▸ **WORK ORDER**
Which lines in the listing below contain the word "button"? Copy each one.

—————

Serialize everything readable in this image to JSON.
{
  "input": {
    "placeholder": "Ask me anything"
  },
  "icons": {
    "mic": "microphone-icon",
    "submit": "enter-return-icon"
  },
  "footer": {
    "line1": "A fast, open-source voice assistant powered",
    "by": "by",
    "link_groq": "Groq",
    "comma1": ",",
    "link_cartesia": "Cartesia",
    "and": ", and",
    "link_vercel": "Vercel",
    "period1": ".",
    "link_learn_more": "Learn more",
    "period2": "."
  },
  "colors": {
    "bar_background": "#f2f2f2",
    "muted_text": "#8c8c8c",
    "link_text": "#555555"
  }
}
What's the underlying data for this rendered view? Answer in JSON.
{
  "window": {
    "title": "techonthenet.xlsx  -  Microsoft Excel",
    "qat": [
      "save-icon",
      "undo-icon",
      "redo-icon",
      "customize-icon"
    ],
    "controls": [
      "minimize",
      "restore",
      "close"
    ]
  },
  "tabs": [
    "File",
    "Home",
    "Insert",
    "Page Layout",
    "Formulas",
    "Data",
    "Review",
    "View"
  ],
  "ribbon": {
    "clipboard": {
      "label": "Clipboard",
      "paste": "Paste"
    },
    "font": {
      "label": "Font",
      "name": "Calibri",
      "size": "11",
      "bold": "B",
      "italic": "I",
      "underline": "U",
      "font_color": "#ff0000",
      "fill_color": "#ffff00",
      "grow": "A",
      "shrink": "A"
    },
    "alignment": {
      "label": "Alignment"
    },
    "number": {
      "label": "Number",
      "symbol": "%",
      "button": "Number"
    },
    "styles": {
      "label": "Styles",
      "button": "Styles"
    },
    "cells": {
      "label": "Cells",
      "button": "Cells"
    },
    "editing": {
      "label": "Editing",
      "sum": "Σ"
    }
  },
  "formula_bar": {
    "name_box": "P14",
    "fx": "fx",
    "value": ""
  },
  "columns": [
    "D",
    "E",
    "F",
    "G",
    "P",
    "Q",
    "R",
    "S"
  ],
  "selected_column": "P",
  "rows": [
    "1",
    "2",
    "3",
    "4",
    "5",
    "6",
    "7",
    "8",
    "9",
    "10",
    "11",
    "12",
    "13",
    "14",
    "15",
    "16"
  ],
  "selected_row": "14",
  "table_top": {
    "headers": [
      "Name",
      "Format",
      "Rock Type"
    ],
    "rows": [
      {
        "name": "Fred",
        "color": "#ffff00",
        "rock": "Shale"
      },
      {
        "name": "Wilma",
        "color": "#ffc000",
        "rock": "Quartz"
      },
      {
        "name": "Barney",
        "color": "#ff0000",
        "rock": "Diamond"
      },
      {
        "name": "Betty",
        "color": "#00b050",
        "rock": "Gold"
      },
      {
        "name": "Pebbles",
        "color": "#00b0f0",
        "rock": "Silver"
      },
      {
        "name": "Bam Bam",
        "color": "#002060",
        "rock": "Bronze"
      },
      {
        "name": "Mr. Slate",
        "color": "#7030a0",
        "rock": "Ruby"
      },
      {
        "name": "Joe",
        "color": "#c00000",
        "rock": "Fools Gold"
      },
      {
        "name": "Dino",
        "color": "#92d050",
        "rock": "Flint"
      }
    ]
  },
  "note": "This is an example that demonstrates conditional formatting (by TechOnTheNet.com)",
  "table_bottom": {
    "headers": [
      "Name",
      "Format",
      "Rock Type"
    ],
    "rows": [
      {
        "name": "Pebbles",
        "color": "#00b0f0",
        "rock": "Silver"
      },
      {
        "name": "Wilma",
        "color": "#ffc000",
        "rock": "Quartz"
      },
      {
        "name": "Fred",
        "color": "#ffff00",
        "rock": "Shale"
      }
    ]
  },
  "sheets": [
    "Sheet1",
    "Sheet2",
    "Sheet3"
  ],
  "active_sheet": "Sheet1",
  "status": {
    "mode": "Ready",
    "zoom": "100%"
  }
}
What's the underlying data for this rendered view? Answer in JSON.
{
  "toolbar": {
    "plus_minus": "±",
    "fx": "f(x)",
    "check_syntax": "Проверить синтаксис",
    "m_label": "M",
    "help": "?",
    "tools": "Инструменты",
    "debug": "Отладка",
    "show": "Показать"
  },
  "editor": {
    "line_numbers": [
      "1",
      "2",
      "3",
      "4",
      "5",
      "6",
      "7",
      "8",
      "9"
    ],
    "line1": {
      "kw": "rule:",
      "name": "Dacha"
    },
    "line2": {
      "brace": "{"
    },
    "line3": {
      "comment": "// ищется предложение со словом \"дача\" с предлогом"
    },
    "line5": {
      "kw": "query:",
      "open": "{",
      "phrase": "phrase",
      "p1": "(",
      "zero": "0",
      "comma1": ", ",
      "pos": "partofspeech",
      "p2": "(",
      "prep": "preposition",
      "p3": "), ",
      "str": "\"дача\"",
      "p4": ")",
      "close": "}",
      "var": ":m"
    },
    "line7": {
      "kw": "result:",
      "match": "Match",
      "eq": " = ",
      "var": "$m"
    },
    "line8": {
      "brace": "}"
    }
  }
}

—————

▸ **PROBLEM SOLUTION**
      "button": "Number"
      "button": "Styles"
      "button": "Cells"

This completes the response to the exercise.